We provide below another article from Vin Rogue in his ‘Vin Rogue’s Gallery’ series
A Christmas present that I am currently reading has this article in it by an unknown writer, I found it interesting and wonder what you think to it? At the end of the article I have put down the publication I am reading!
‘Jones scored the winning goal for City in the second minute of injury time.`
The results of matches are often decided by goals scored during the time added on by referees when the game was held up because a player had to be attended to by the trainer. Is the time added on really the time lost in this way? An investigation into the matter indicates that it is not. It is probably a good deal less in most cases.
The referee is the sole judge of how much time to add on for stoppages. In theory he should stop his watch (one of several he carries) the second that play is held up and set it again when play re-starts. Being human he may forget to do so, and if he remembers later on he may add on what he estimates the time lost. This could be wildly inaccurate. (Ask two or three people to tell you when a minute has gone by, and you`ll probably get some very different replies).
Or he may forget altogether. After all he is a busy man with many functions to perform; endeavouring to ensure that the rules are not broken and, if they are, awarding the appropriate punishment.
His linesmen are no help to him in this particular matter. It is their job to keep an accurate record of 45 minutes` play in each half taken from the kick-off and to signal to the referee when this period of time has elapsed. It is then up to him to add on the time he has clocked up for stoppages.

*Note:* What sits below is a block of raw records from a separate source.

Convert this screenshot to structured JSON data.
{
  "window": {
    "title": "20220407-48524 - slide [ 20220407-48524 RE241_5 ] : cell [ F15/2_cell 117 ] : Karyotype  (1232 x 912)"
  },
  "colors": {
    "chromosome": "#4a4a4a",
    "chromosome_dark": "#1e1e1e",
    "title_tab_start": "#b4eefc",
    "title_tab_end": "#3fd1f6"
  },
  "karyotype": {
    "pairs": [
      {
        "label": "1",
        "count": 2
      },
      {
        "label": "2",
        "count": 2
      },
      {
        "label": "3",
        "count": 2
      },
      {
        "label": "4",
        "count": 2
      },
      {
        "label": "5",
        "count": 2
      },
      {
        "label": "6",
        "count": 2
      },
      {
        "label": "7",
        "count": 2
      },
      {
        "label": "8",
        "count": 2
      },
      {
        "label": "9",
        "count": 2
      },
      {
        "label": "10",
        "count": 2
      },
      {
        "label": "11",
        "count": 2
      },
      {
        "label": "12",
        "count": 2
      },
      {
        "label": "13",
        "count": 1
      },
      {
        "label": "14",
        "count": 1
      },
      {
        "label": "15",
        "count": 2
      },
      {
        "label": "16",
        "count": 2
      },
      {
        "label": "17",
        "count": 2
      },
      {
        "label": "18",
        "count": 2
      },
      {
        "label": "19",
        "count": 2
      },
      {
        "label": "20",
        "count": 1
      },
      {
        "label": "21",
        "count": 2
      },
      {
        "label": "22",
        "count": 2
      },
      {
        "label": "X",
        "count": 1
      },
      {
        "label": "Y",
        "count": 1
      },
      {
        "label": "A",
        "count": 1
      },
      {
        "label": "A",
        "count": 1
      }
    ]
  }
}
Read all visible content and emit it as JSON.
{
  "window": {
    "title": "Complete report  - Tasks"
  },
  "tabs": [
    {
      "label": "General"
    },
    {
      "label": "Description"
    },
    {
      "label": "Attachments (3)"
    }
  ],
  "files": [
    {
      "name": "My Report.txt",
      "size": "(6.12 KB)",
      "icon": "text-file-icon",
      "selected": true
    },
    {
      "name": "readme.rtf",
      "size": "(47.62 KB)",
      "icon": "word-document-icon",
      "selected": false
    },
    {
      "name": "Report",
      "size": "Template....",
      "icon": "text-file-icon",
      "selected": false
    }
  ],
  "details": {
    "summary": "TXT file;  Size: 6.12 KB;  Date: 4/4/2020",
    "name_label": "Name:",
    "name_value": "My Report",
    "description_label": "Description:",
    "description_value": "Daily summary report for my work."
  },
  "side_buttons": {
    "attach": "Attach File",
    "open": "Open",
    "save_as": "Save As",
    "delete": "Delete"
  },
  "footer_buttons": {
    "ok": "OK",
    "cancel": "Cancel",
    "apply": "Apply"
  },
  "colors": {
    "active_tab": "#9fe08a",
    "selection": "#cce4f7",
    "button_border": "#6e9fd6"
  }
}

One way out of this difficulty would be for the whole question of time to be taken out of the hands of both referee and linesmen and given to another official whose responsibility it is to keep an accurate record of the period of play. It would be up to him to signal to the referee when 45 minutes` playing time was up, having already added on injury time. There is no doubt that this would be a better way of doing it and it would relieve the referee of one of his many duties, but do we want yet another official who can only in one sense be said to have ‘a full time job`?
There is another aspect of the question. Spectators who pay to see a football match, said to be of 90 minutes` duration, probably only see about 60 minutes when the ball is actually moving about on the pitch. The rest of the time is spent on throwing it in and putting it in position for goal kicks, corner kicks and free kicks.

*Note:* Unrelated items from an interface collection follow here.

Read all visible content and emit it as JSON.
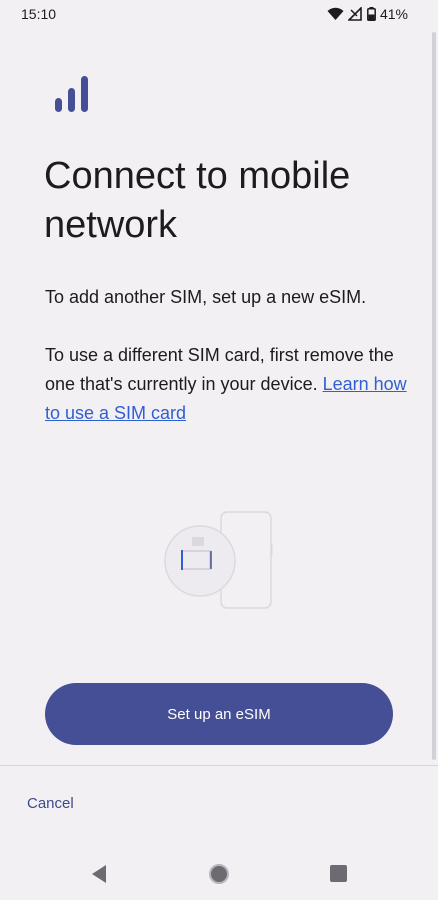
{
  "status_bar": {
    "time": "15:10",
    "battery": "41%",
    "icons": [
      "wifi-icon",
      "cellular-no-signal-icon",
      "battery-icon"
    ]
  },
  "header": {
    "icon": "signal-bars-icon",
    "title": "Connect to mobile network"
  },
  "body": {
    "paragraph1": "To add another SIM, set up a new eSIM.",
    "paragraph2": "To use a different SIM card, first remove the one that's currently in your device.",
    "link": "Learn how to use a SIM card"
  },
  "illustration": {
    "icon": "phone-sim-illustration"
  },
  "actions": {
    "primary": "Set up an eSIM",
    "cancel": "Cancel"
  },
  "nav": {
    "icons": [
      "back-icon",
      "home-icon",
      "recents-icon"
    ]
  },
  "colors": {
    "background": "#f3f0f4",
    "accent": "#454f96",
    "link": "#2f5fd0",
    "cancel_text": "#3d4a8c"
  }
}
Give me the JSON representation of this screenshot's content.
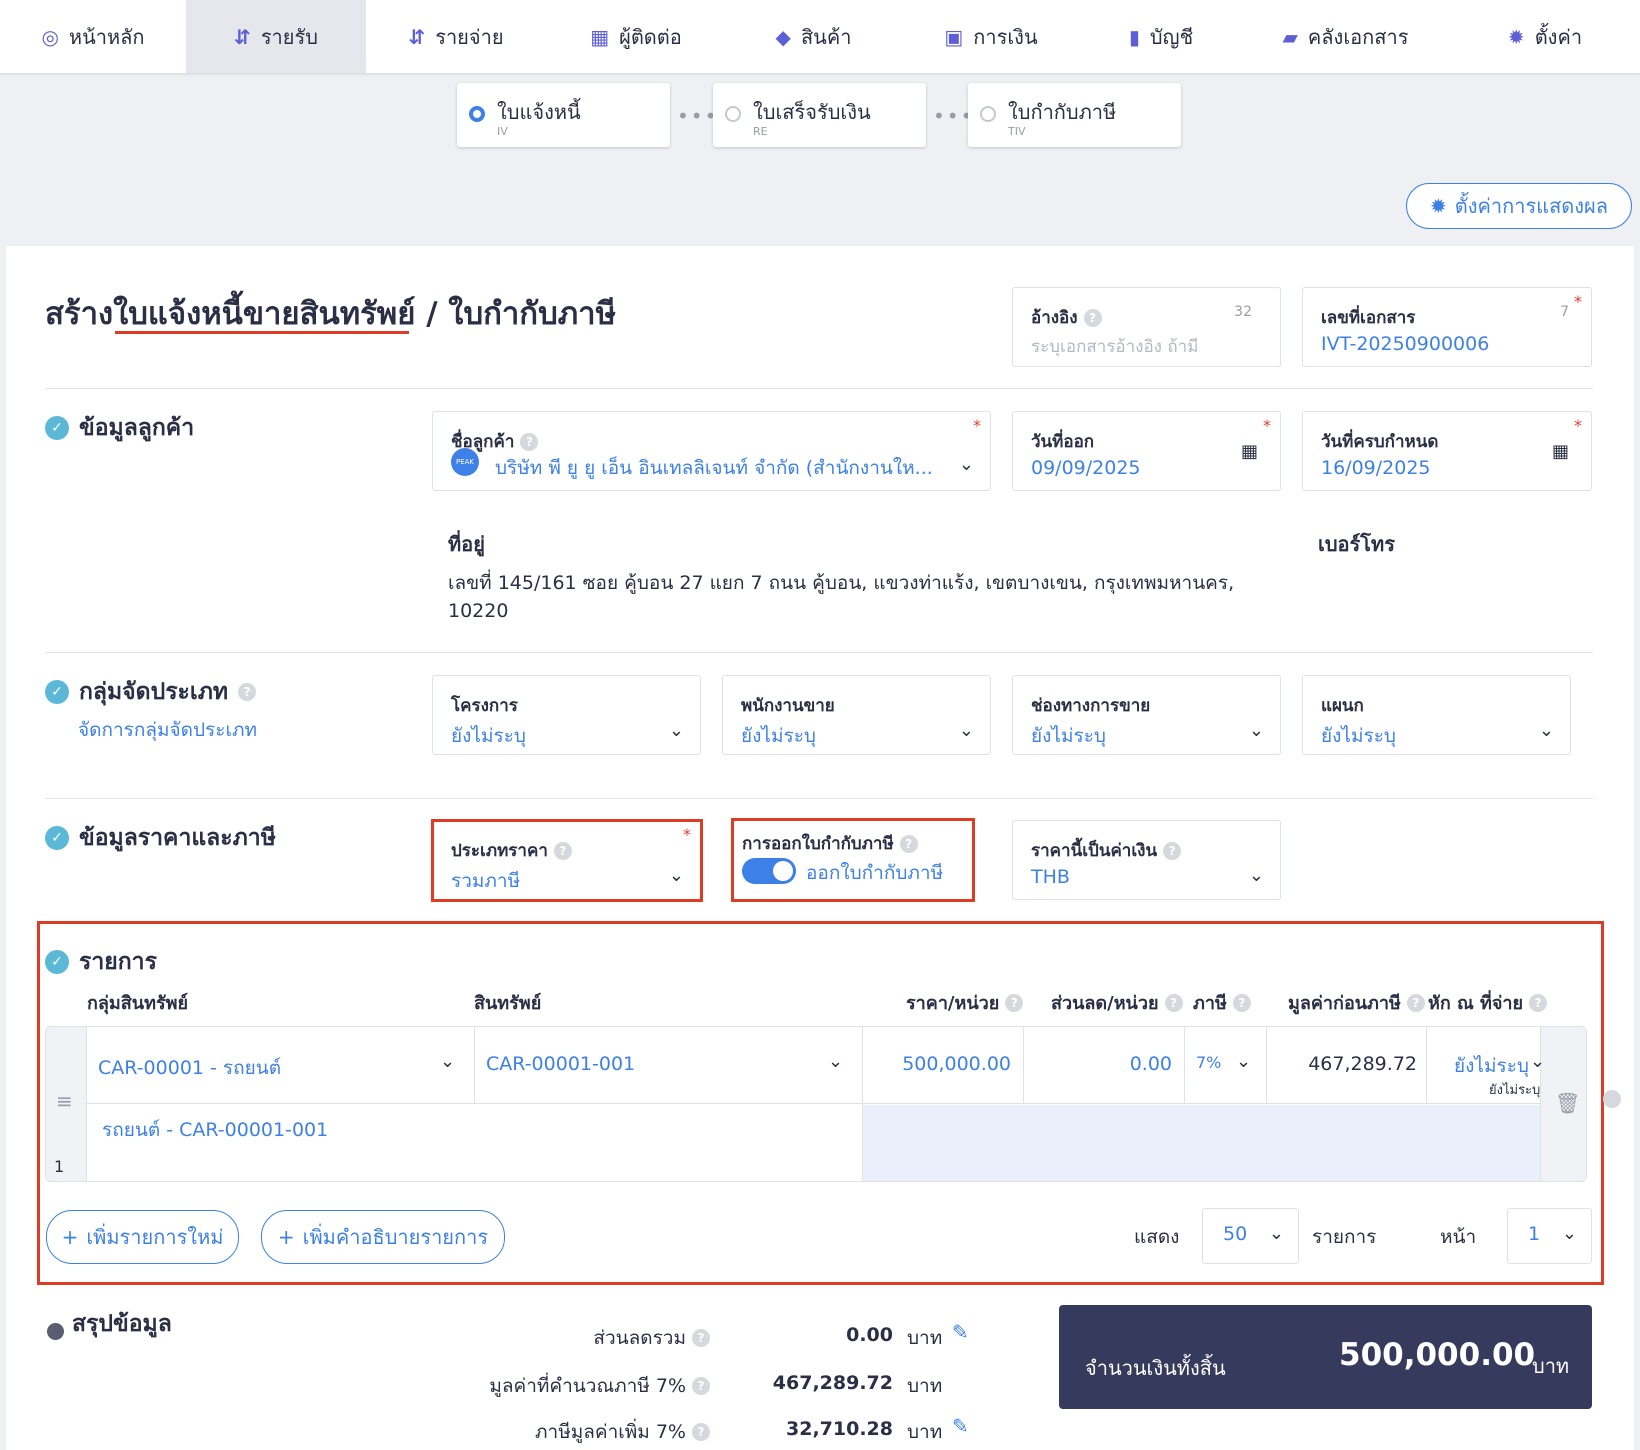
{
  "nav": {
    "items": [
      {
        "icon": "dashboard-icon",
        "glyph": "◎",
        "label": "หน้าหลัก"
      },
      {
        "icon": "income-icon",
        "glyph": "⇵",
        "label": "รายรับ"
      },
      {
        "icon": "expense-icon",
        "glyph": "⇵",
        "label": "รายจ่าย"
      },
      {
        "icon": "contacts-icon",
        "glyph": "▦",
        "label": "ผู้ติดต่อ"
      },
      {
        "icon": "product-icon",
        "glyph": "◆",
        "label": "สินค้า"
      },
      {
        "icon": "finance-icon",
        "glyph": "▣",
        "label": "การเงิน"
      },
      {
        "icon": "account-icon",
        "glyph": "▮",
        "label": "บัญชี"
      },
      {
        "icon": "folder-icon",
        "glyph": "▰",
        "label": "คลังเอกสาร"
      },
      {
        "icon": "gear-icon",
        "glyph": "✹",
        "label": "ตั้งค่า"
      }
    ]
  },
  "steps": [
    {
      "title": "ใบแจ้งหนี้",
      "sub": "IV"
    },
    {
      "title": "ใบเสร็จรับเงิน",
      "sub": "RE"
    },
    {
      "title": "ใบกำกับภาษี",
      "sub": "TIV"
    }
  ],
  "display_settings": {
    "label": "ตั้งค่าการแสดงผล"
  },
  "page": {
    "title": "สร้างใบแจ้งหนี้ขายสินทรัพย์ / ใบกำกับภาษี"
  },
  "reference": {
    "label": "อ้างอิง",
    "count": "32",
    "placeholder": "ระบุเอกสารอ้างอิง ถ้ามี"
  },
  "doc_number": {
    "label": "เลขที่เอกสาร",
    "count": "7",
    "value": "IVT-20250900006"
  },
  "customer_section": {
    "title": "ข้อมูลลูกค้า",
    "name_label": "ชื่อลูกค้า",
    "badge": "PEAK",
    "name_value": "บริษัท พี ยู ยู เอ็น อินเทลลิเจนท์ จำกัด (สำนักงานให...",
    "issue_label": "วันที่ออก",
    "issue_value": "09/09/2025",
    "due_label": "วันที่ครบกำหนด",
    "due_value": "16/09/2025",
    "address_label": "ที่อยู่",
    "address_line1": "เลขที่ 145/161 ซอย คู้บอน 27 แยก 7 ถนน คู้บอน, แขวงท่าแร้ง, เขตบางเขน, กรุงเทพมหานคร,",
    "address_line2": "10220",
    "phone_label": "เบอร์โทร"
  },
  "classify_section": {
    "title": "กลุ่มจัดประเภท",
    "manage_link": "จัดการกลุ่มจัดประเภท",
    "fields": [
      {
        "label": "โครงการ",
        "value": "ยังไม่ระบุ"
      },
      {
        "label": "พนักงานขาย",
        "value": "ยังไม่ระบุ"
      },
      {
        "label": "ช่องทางการขาย",
        "value": "ยังไม่ระบุ"
      },
      {
        "label": "แผนก",
        "value": "ยังไม่ระบุ"
      }
    ]
  },
  "price_section": {
    "title": "ข้อมูลราคาและภาษี",
    "price_type_label": "ประเภทราคา",
    "price_type_value": "รวมภาษี",
    "tax_invoice_label": "การออกใบกำกับภาษี",
    "tax_invoice_value": "ออกใบกำกับภาษี",
    "tax_invoice_on": true,
    "currency_label": "ราคานี้เป็นค่าเงิน",
    "currency_value": "THB"
  },
  "items_section": {
    "title": "รายการ",
    "headers": {
      "asset_group": "กลุ่มสินทรัพย์",
      "asset": "สินทรัพย์",
      "unit_price": "ราคา/หน่วย",
      "discount": "ส่วนลด/หน่วย",
      "vat": "ภาษี",
      "pre_tax": "มูลค่าก่อนภาษี",
      "withholding": "หัก ณ ที่จ่าย"
    },
    "rows": [
      {
        "no": "1",
        "asset_group": "CAR-00001 - รถยนต์",
        "asset": "CAR-00001-001",
        "unit_price": "500,000.00",
        "discount": "0.00",
        "vat": "7%",
        "pre_tax": "467,289.72",
        "withholding": "ยังไม่ระบุ",
        "withholding_sub": "ยังไม่ระบุ",
        "description": "รถยนต์ - CAR-00001-001"
      }
    ],
    "add_item": "เพิ่มรายการใหม่",
    "add_desc": "เพิ่มคำอธิบายรายการ",
    "show_label": "แสดง",
    "per_page": "50",
    "items_label": "รายการ",
    "page_label": "หน้า",
    "page_value": "1"
  },
  "summary": {
    "title": "สรุปข้อมูล",
    "discount_label": "ส่วนลดรวม",
    "discount_value": "0.00",
    "taxable_label": "มูลค่าที่คำนวณภาษี 7%",
    "taxable_value": "467,289.72",
    "vat_label": "ภาษีมูลค่าเพิ่ม 7%",
    "vat_value": "32,710.28",
    "currency": "บาท",
    "total_label": "จำนวนเงินทั้งสิ้น",
    "total_value": "500,000.00"
  },
  "colors": {
    "accent": "#3d80e8",
    "nav_icon": "#5d5fd6",
    "highlight": "#e03b27",
    "total_bg": "#363a5c"
  }
}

It takes about ten seconds to throw the ball in (sometimes a lot more if a team is hard pressed) and there are dozens of them in every game. Placed kicks take twice as long on average. A goal means that play is held up for about half a minute, but there are not so many of them and spectators don`t mind losing that amount of time, especially when the home side scores.

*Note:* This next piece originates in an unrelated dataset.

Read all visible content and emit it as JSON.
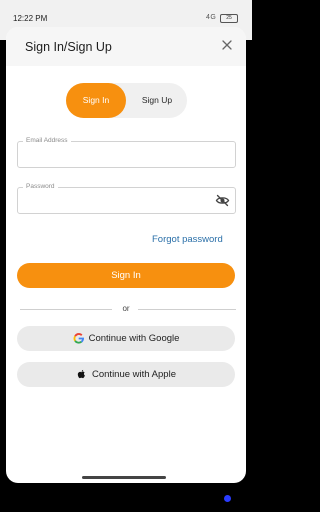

It follows that one game may have as much as ten minutes more playing time than another because there were fewer throw-ins, placed kicks and infringements of the rules.
Is there a case for standardising the period of play by using an automatic clock such as that used in ice-hockey, for instance? It would stop automatically when the ball was out of play for any reason and if a match was scheduled for, say 60 minutes, it would go on for exactly that period of time – no more and no less.
There would then be no point in players kicking the ball out of play deliberately, making a fuss about minor injuries or indulging in any time-wasting activities. The clock is boss; spectators get what they pay for- a concept that appeals to modern thinking.
At a time when computers are rapidly dominating our lives, haphazard methods of management are universally condemned – even when the industry concerned is supposed to be for leisure and pleasure.
Traditionalists may point out drawbacks. Injuries would probably be treated on the pitch since they would not be holding up play. Stoppages would be longer; with one trainer on, the other would find someone to attend to, managers would take the opportunity of a tactical talk. The game would certainly lose one of its principal attractions – play going on continuously, more or less.
Perhaps soccer can hold out a little longer. After all, the way the F.A. Cup draw is made must make every systems analyst cry out in despair.
..and the source of the article?
Unknown writer in “The Boys Book of Soccer 1971′. Yes, this was written 40 years ago! I must thank my son who found it in a Charity Shop and bought it for peanuts. Ralph Coates, Frank Casper and a few others all get great mentions.